Contributing to Typeguard

If you wish to contribute a fix or feature to Typeguard, please follow the following guidelines.

When you make a pull request against the main Typeguard codebase, Github runs the test suite against your modified code. Before making a pull request, you should ensure that the modified code passes tests and code quality checks locally.

Running the test suite

You can run the test suite two ways: either with tox, or by running pytest directly.

To run tox against all supported (of those present on your system) Python versions:


Tox will handle the installation of dependencies in separate virtual environments.

To pass arguments to the underlying pytest command, you can add them after --, like this:

tox -- -k somekeyword

To use pytest directly, you can set up a virtual environment and install the project in development mode along with its test dependencies (virtualenv activation demonstrated for Linux and macOS; on Windows you need venv\Scripts\activate instead):

python -m venv venv
source venv/bin/activate
pip install -e .[test]

Now you can just run pytest:


Building the documentation

To build the documentation, run tox -e docs. This will place the documentation in build/sphinx/html where you can open index.html to view the formatted documentation.

Typeguard uses ReadTheDocs to automatically build the documentation so the above procedure is only necessary if you are modifying the documentation and wish to check the results before committing.

Typeguard uses pre-commit to perform several code style/quality checks. It is recommended to activate pre-commit on your local clone of the repository (using pre-commit install) to ensure that your changes will pass the same checks on GitHub.

Making a pull request on Github

To get your changes merged to the main codebase, you need a Github account.

  1. Fork the repository (if you don’t have your own fork of it yet) by navigating to the main Typeguard repository and clicking on “Fork” near the top right corner.

  2. Clone the forked repository to your local machine with git clone

  3. Create a branch for your pull request, like git checkout -b myfixname

  4. Make the desired changes to the code base.

  5. Commit your changes locally. If your changes close an existing issue, add the text Fixes #XXX. or Closes #XXX. to the commit message (where XXX is the issue number).

  6. Push the changeset(s) to your forked repository (git push)

  7. Navigate to Pull requests page on the original repository (not your fork) and click “New pull request”

  8. Click on the text “compare across forks”.

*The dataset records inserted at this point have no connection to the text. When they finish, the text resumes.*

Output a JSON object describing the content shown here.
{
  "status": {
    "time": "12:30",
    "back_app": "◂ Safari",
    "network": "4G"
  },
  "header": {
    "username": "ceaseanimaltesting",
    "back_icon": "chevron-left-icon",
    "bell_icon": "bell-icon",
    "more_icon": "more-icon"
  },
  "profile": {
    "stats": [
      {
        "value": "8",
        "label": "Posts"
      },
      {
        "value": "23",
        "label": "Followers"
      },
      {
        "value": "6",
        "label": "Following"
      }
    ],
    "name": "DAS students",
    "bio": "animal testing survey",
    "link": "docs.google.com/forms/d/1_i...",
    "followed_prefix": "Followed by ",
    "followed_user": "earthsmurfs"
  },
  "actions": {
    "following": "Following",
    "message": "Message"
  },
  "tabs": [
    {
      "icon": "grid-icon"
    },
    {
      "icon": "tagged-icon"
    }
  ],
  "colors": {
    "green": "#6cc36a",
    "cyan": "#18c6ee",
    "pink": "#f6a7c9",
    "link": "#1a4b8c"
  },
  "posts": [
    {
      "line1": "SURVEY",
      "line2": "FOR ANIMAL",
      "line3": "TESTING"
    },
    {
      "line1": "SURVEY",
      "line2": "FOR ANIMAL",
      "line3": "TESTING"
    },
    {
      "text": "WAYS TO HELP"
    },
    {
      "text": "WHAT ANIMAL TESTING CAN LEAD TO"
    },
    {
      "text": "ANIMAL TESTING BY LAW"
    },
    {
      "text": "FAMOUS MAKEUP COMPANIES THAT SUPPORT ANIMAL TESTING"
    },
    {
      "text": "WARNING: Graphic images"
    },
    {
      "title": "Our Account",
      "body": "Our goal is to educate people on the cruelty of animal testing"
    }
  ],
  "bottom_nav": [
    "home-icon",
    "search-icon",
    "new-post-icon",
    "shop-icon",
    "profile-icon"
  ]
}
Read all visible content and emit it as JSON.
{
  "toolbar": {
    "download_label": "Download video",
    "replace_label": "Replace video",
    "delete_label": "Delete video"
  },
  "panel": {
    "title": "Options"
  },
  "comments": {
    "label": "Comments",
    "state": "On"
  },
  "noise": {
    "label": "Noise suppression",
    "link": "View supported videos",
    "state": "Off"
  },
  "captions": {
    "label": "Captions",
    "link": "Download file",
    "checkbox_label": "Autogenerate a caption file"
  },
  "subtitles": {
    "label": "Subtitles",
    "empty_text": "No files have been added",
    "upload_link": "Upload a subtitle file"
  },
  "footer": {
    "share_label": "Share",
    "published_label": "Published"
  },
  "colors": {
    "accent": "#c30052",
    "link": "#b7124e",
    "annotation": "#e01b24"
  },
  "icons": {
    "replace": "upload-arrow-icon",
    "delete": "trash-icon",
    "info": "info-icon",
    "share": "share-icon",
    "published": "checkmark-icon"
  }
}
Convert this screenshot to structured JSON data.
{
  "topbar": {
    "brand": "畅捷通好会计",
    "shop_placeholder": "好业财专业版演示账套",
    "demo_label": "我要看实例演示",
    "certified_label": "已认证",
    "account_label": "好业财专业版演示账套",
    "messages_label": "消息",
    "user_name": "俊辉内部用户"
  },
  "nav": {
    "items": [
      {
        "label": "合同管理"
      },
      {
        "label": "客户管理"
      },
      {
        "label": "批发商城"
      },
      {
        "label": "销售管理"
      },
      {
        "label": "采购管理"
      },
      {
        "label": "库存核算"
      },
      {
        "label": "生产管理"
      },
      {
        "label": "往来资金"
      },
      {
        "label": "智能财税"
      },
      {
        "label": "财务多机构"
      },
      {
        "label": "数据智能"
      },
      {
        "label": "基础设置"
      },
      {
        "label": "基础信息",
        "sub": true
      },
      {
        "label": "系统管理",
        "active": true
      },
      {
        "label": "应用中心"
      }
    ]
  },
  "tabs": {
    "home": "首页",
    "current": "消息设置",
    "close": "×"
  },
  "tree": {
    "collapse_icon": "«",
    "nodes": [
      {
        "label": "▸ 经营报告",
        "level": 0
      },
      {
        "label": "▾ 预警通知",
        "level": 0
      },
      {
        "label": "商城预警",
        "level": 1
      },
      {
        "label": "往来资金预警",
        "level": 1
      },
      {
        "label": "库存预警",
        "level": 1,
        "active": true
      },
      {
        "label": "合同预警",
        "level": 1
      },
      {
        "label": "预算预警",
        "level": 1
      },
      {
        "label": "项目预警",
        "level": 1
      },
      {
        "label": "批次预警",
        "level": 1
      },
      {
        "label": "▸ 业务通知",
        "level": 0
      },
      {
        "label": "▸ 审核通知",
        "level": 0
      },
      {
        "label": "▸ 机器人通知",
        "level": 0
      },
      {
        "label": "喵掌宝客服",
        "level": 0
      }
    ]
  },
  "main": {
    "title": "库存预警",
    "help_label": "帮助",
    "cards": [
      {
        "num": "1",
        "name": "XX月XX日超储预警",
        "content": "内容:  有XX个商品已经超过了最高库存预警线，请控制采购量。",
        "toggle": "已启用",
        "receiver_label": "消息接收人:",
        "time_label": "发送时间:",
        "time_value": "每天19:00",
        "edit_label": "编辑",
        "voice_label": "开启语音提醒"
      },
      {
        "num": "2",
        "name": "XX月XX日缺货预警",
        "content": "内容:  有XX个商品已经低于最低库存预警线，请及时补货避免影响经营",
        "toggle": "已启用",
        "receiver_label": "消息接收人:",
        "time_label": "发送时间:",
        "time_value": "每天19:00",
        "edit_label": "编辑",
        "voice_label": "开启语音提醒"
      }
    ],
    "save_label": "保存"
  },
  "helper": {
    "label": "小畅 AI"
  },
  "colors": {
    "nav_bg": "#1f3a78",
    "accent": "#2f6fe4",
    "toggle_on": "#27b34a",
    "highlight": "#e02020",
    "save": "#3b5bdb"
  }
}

  9. Select your own fork as the head repository and then select the correct branch name.

  10. Click on “Create pull request”.

If you have trouble, consult the pull request making guide on